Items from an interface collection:
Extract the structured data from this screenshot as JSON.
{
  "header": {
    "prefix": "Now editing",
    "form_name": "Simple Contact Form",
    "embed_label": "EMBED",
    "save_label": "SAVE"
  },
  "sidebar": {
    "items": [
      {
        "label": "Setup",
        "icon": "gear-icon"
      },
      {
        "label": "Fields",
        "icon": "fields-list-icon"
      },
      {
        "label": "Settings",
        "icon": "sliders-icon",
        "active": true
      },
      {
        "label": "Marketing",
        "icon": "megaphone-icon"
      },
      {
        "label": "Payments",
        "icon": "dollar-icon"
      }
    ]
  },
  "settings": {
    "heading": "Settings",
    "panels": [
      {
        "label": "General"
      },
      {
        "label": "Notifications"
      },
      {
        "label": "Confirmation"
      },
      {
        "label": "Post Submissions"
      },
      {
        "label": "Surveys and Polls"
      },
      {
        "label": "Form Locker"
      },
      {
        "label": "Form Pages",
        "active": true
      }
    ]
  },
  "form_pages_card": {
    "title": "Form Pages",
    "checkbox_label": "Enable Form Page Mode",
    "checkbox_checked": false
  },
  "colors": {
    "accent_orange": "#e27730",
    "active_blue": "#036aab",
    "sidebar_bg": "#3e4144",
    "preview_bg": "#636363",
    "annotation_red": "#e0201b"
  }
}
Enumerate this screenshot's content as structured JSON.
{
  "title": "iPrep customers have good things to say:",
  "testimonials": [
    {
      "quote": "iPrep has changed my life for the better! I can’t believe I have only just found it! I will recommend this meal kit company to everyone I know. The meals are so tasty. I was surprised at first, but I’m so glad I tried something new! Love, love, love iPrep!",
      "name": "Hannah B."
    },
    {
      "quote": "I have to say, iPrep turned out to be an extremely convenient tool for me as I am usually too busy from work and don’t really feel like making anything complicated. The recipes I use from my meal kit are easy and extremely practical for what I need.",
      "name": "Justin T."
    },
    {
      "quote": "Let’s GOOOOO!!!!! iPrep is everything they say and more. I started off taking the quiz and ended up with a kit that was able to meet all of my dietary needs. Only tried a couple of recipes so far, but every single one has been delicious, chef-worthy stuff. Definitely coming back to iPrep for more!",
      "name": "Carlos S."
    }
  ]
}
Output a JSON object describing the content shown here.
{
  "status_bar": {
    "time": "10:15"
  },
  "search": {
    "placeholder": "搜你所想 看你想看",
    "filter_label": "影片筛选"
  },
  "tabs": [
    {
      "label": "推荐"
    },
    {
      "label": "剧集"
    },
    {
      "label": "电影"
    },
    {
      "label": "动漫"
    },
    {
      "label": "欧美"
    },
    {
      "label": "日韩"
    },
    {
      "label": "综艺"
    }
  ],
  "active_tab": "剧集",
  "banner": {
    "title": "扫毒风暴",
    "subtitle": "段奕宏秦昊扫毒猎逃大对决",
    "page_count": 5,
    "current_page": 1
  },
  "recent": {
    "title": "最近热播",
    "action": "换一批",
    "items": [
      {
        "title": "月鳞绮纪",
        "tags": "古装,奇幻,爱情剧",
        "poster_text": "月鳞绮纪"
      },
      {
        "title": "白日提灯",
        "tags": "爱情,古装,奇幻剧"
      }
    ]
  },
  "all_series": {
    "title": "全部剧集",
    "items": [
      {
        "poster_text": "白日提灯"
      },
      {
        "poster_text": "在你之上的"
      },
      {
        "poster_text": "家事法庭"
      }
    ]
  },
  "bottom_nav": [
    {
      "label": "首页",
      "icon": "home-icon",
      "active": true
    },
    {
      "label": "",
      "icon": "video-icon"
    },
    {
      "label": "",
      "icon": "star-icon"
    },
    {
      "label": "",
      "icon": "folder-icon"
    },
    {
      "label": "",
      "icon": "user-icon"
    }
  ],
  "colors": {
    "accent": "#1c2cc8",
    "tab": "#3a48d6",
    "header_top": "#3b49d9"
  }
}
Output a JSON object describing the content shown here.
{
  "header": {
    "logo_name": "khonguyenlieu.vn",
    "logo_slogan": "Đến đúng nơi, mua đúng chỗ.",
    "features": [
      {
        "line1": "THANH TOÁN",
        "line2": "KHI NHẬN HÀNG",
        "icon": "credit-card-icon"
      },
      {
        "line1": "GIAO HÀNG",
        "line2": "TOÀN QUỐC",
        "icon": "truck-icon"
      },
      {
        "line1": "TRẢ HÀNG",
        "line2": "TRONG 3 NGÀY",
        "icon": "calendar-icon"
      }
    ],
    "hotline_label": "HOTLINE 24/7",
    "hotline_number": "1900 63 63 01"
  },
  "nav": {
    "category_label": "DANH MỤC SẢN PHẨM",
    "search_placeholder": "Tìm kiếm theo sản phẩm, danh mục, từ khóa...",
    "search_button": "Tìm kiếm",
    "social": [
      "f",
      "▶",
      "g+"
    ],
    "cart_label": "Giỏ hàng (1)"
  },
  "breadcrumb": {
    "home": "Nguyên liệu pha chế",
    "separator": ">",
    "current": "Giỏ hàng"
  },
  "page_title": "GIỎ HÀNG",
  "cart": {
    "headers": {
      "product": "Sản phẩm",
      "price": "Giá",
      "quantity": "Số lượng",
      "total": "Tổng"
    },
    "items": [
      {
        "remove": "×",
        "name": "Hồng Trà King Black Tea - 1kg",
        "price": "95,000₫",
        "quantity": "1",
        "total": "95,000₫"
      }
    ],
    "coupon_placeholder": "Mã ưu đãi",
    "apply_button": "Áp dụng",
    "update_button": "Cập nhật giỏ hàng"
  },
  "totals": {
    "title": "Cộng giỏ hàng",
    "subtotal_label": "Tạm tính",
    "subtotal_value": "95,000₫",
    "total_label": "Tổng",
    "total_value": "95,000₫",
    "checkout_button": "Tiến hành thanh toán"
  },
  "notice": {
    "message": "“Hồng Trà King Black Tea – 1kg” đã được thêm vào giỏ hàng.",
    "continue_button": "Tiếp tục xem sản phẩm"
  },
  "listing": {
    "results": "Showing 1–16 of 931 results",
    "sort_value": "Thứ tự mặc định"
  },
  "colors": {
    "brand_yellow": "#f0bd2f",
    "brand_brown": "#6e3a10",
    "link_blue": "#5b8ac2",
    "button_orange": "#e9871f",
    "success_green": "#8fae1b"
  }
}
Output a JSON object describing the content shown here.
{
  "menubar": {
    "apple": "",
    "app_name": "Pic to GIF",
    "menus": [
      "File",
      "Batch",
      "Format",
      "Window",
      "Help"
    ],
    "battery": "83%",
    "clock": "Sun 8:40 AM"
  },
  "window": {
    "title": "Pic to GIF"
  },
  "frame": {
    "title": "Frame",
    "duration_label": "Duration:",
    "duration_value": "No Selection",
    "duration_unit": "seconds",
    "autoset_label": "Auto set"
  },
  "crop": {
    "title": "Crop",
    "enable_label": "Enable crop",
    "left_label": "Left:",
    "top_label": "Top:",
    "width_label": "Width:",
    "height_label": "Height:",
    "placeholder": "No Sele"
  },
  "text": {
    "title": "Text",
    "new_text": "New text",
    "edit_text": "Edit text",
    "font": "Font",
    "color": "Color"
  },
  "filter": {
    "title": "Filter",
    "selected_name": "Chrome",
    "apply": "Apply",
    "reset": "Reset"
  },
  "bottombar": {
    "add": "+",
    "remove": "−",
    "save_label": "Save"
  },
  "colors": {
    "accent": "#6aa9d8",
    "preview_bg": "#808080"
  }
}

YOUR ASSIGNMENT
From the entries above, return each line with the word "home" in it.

SOLUTION
      "icon": "home-icon",
    "home": "Nguyên liệu pha chế",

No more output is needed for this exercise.